The pandemic was unbiased in its assault on employment. It affected virtually every industry. Businesses were forced to close or get creative. Virtual work environments, drive-thru and delivery options and online sales all shifted the focus of entire companies on the fly. But now that restrictions have been lifted and production begins to ramp up, a new problem has arisen.
Drive down any street in Wichita and you’ll be bombarded with “Now Hiring” and “Help Wanted” signs. While consumer demand has increased, the workforce supply hasn’t. Job openings are at an all-time high.
"The hospitality industry, restaurants and other areas are very much struggling,” shared Lawing. “Those aviation companies that had to lay people off in 2020 are trying to recall people. They're trying to build back up. And yes, some people are very anxious. Some people have been waiting for that recall. But some people are saying no.”
According to Lawing, there are many factors playing into this shortage. Some people have not found job opportunities that can provide them as much income as the expanded benefits they received while unemployed. A large number from the Baby Boomer generation chose to retire instead of returning to work. Many Wichitans have used the pandemic to assess their working situation and enter training programs or educational institutions to improve their skills. This includes the hundreds of Wichita residents who enrolled in the federal Trade Adjustment Assistance program, which was temporarily amended to include those affected by layoffs related to COVID-19.
What we've just gone through in the last year has heightened that desire to get a job that offers you healthcare benefits.Keith Lawing
“The fact remains that we have employers that are struggling,” added Lawing. “We do not have enough job seekers to fill the open positions and employers are not seeing enough applicants for the jobs they've posted.”
Along with plastering openings on job sites, marquees and business entrances, local companies are finding other ways to recruit candidates.
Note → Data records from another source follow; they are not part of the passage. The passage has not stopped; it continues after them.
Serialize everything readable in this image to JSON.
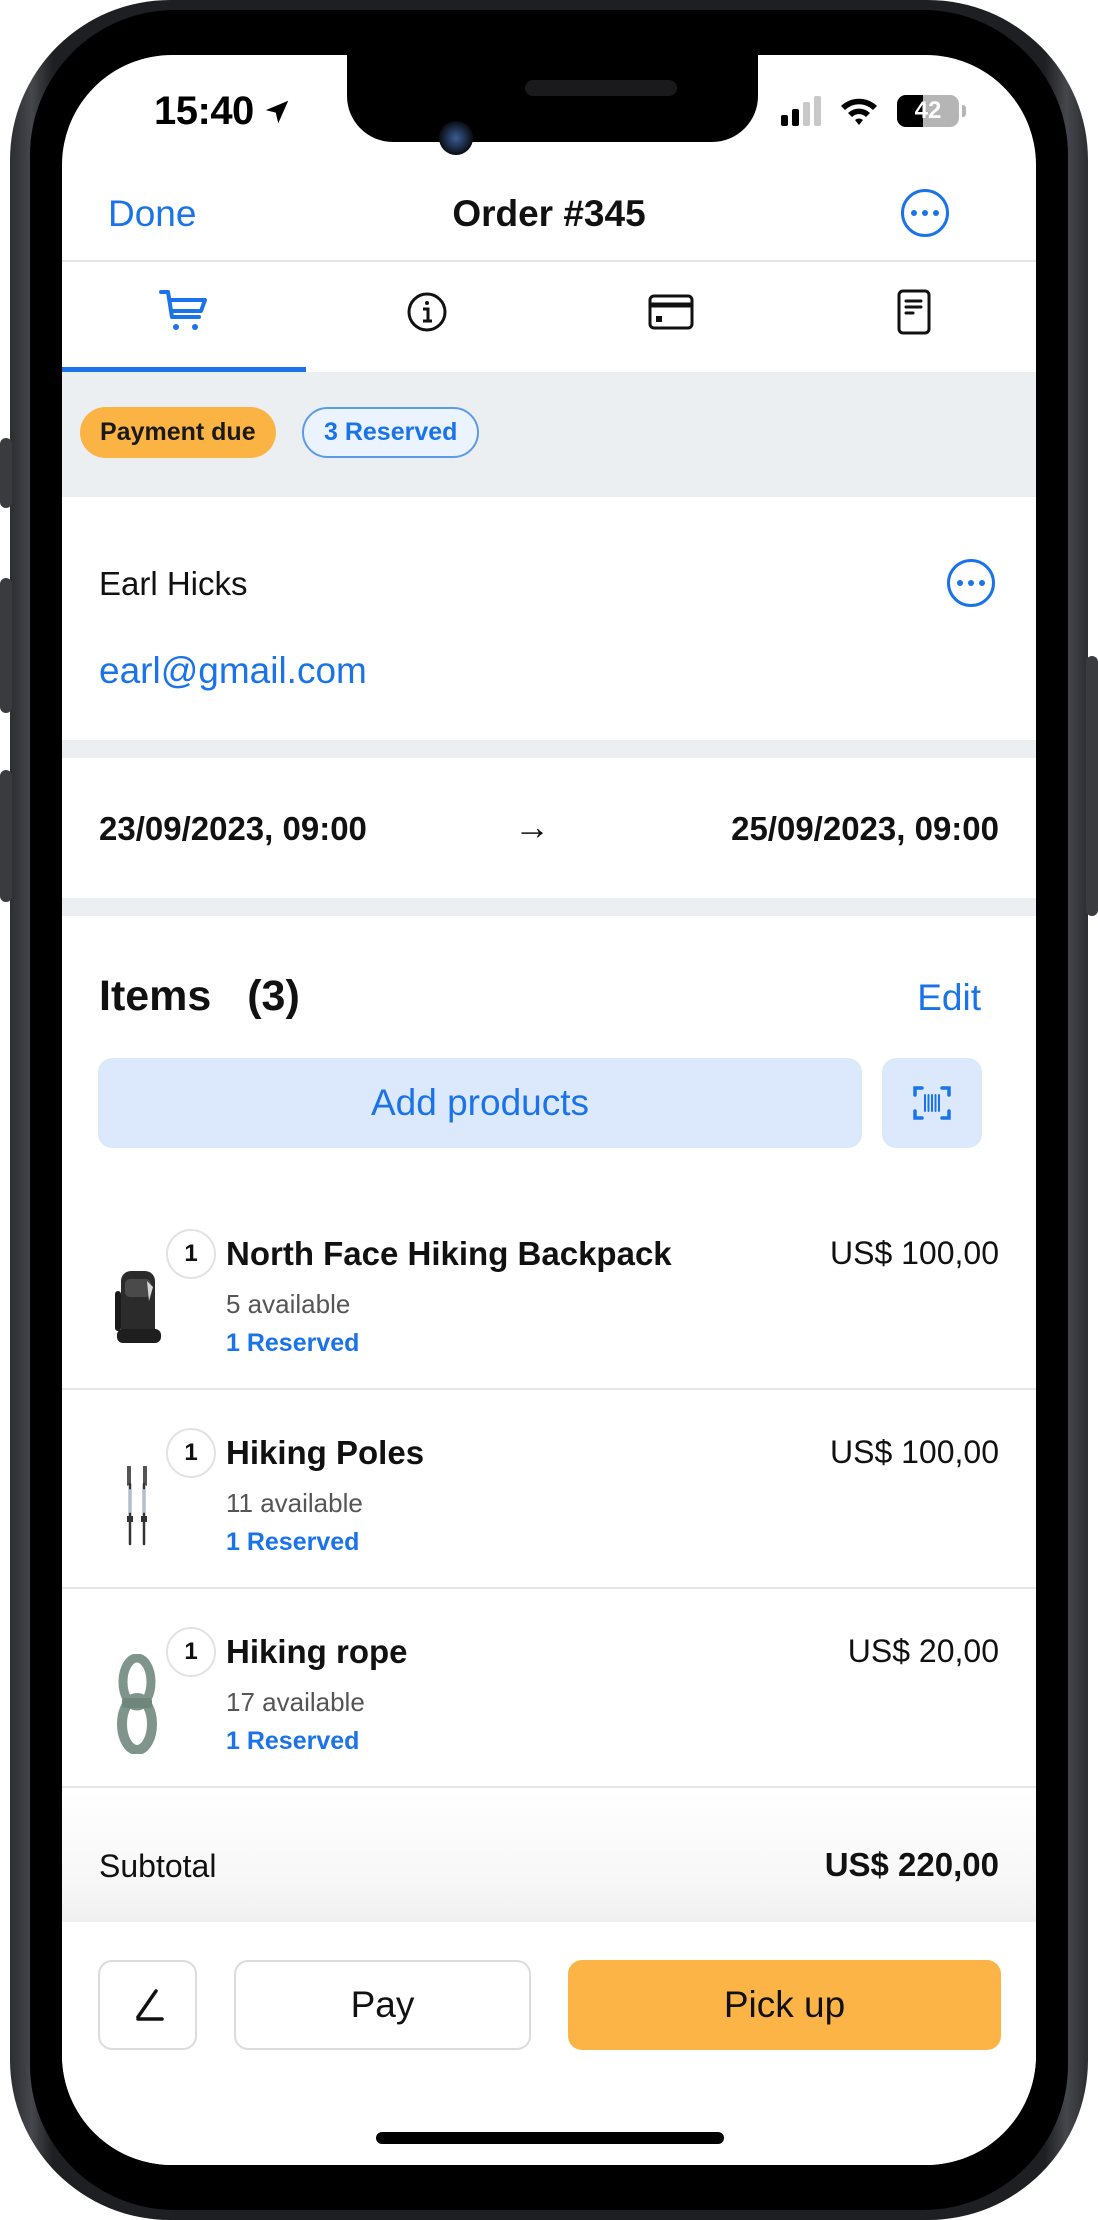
{
  "status_bar": {
    "time": "15:40",
    "location_icon": "location-arrow-icon",
    "signal_bars_active": 2,
    "signal_bars_total": 4,
    "wifi_icon": "wifi-icon",
    "battery_percent": "42"
  },
  "nav": {
    "done_label": "Done",
    "title": "Order #345",
    "more_icon": "more-circle-icon"
  },
  "tabs": [
    {
      "icon": "cart-icon",
      "active": true
    },
    {
      "icon": "info-icon",
      "active": false
    },
    {
      "icon": "credit-card-icon",
      "active": false
    },
    {
      "icon": "receipt-icon",
      "active": false
    }
  ],
  "badges": {
    "payment": "Payment due",
    "reserved": "3 Reserved"
  },
  "customer": {
    "name": "Earl Hicks",
    "email": "earl@gmail.com"
  },
  "dates": {
    "start": "23/09/2023, 09:00",
    "arrow": "→",
    "end": "25/09/2023, 09:00"
  },
  "items_section": {
    "title": "Items  (3)",
    "edit_label": "Edit",
    "add_products_label": "Add products",
    "scan_icon": "barcode-scan-icon"
  },
  "items": [
    {
      "qty": "1",
      "name": "North Face Hiking Backpack",
      "available": "5 available",
      "reserved": "1 Reserved",
      "price": "US$ 100,00",
      "thumb": "backpack"
    },
    {
      "qty": "1",
      "name": "Hiking Poles",
      "available": "11 available",
      "reserved": "1 Reserved",
      "price": "US$ 100,00",
      "thumb": "poles"
    },
    {
      "qty": "1",
      "name": "Hiking rope",
      "available": "17 available",
      "reserved": "1 Reserved",
      "price": "US$ 20,00",
      "thumb": "rope"
    }
  ],
  "subtotal": {
    "label": "Subtotal",
    "value": "US$ 220,00"
  },
  "actions": {
    "edit_icon": "pencil-icon",
    "pay_label": "Pay",
    "pickup_label": "Pick up"
  },
  "colors": {
    "accent": "#1a73e8",
    "warning": "#fbb343",
    "band": "#ebeff2"
  }
}
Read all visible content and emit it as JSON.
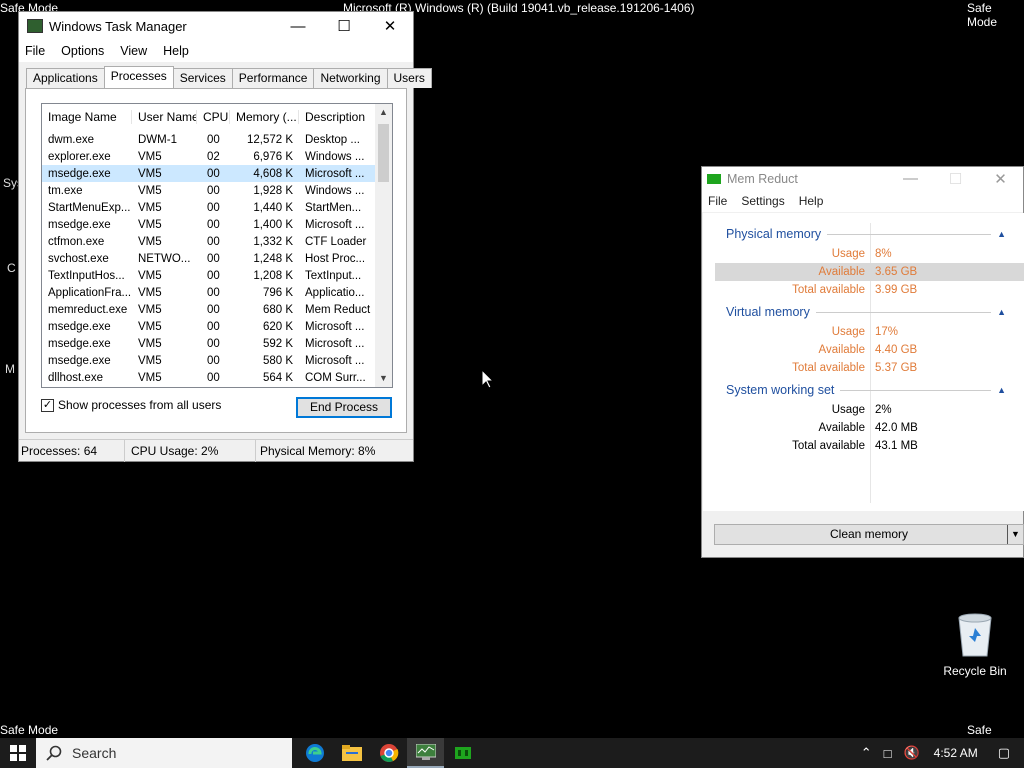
{
  "desktop": {
    "top_left_text": "Safe Mode",
    "top_center_text": "Microsoft (R) Windows (R) (Build 19041.vb_release.191206-1406)",
    "top_right_text": "Safe Mode",
    "bottom_left_text": "Safe Mode",
    "bottom_right_text": "Safe Mode",
    "recycle_bin_label": "Recycle Bin",
    "left_fragments": [
      "Sys",
      "C",
      "M"
    ]
  },
  "task_manager": {
    "title": "Windows Task Manager",
    "menu": [
      "File",
      "Options",
      "View",
      "Help"
    ],
    "tabs": [
      "Applications",
      "Processes",
      "Services",
      "Performance",
      "Networking",
      "Users"
    ],
    "active_tab": "Processes",
    "columns": [
      "Image Name",
      "User Name",
      "CPU",
      "Memory (...",
      "Description"
    ],
    "rows": [
      [
        "dwm.exe",
        "DWM-1",
        "00",
        "12,572 K",
        "Desktop ..."
      ],
      [
        "explorer.exe",
        "VM5",
        "02",
        "6,976 K",
        "Windows ..."
      ],
      [
        "msedge.exe",
        "VM5",
        "00",
        "4,608 K",
        "Microsoft ..."
      ],
      [
        "tm.exe",
        "VM5",
        "00",
        "1,928 K",
        "Windows ..."
      ],
      [
        "StartMenuExp...",
        "VM5",
        "00",
        "1,440 K",
        "StartMen..."
      ],
      [
        "msedge.exe",
        "VM5",
        "00",
        "1,400 K",
        "Microsoft ..."
      ],
      [
        "ctfmon.exe",
        "VM5",
        "00",
        "1,332 K",
        "CTF Loader"
      ],
      [
        "svchost.exe",
        "NETWO...",
        "00",
        "1,248 K",
        "Host Proc..."
      ],
      [
        "TextInputHos...",
        "VM5",
        "00",
        "1,208 K",
        "TextInput..."
      ],
      [
        "ApplicationFra...",
        "VM5",
        "00",
        "796 K",
        "Applicatio..."
      ],
      [
        "memreduct.exe",
        "VM5",
        "00",
        "680 K",
        "Mem Reduct"
      ],
      [
        "msedge.exe",
        "VM5",
        "00",
        "620 K",
        "Microsoft ..."
      ],
      [
        "msedge.exe",
        "VM5",
        "00",
        "592 K",
        "Microsoft ..."
      ],
      [
        "msedge.exe",
        "VM5",
        "00",
        "580 K",
        "Microsoft ..."
      ],
      [
        "dllhost.exe",
        "VM5",
        "00",
        "564 K",
        "COM Surr..."
      ]
    ],
    "selected_row": 2,
    "show_all_label": "Show processes from all users",
    "end_process_label": "End Process",
    "status": [
      "Processes: 64",
      "CPU Usage: 2%",
      "Physical Memory: 8%"
    ]
  },
  "mem_reduct": {
    "title": "Mem Reduct",
    "menu": [
      "File",
      "Settings",
      "Help"
    ],
    "groups": [
      {
        "name": "Physical memory",
        "rows": [
          [
            "Usage",
            "8%"
          ],
          [
            "Available",
            "3.65 GB"
          ],
          [
            "Total available",
            "3.99 GB"
          ]
        ]
      },
      {
        "name": "Virtual memory",
        "rows": [
          [
            "Usage",
            "17%"
          ],
          [
            "Available",
            "4.40 GB"
          ],
          [
            "Total available",
            "5.37 GB"
          ]
        ]
      },
      {
        "name": "System working set",
        "rows": [
          [
            "Usage",
            "2%"
          ],
          [
            "Available",
            "42.0 MB"
          ],
          [
            "Total available",
            "43.1 MB"
          ]
        ]
      }
    ],
    "clean_label": "Clean memory",
    "accent_color": "#e07b39"
  },
  "taskbar": {
    "search_placeholder": "Search",
    "time": "4:52 AM"
  }
}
For example, Lawing noted that Ascension Via Christi, one of Wichita’s largest healthcare providers, has increased their signing bonus offerings. Part-time work, flexible scheduling and work from home options are also becoming popular to accommodate better work-life balance, especially for parents who are trying to juggle employment and child care duties.
“Employers that are offering healthcare benefits are having less of a struggle in bringing workers back,” stated Lawing. “I think some workers are trying to look for benefits in addition to a salary. What we've just gone through in the last year has heightened that desire to get a job that offers you healthcare benefits. COVID-19 has made employers look differently at their workforce, how they value them and what it's really going to take to be an employer of choice. I think workers are going to be more selective than they have been in the past.”
Since February, Wichita’s unemployment numbers have continued to hover around the 5% mark. This may seem low in comparison to 19% during April of last year, but Wichita has not had this consistently high of a rate since 2015. But Lawing believes our city is set up for resurgence.
“I think we're much better positioned now in 2021 as a community than we were in 2012-2013 for an economic rebound,” said Lawing. “People are going start flying again quicker than they did after the Great Recession, and we now have other companies outside of aviation, like Novacoast and NetApp, that need talent and skills. So we have to be deliberate and we have to be intentional in recruiting and retaining talent.”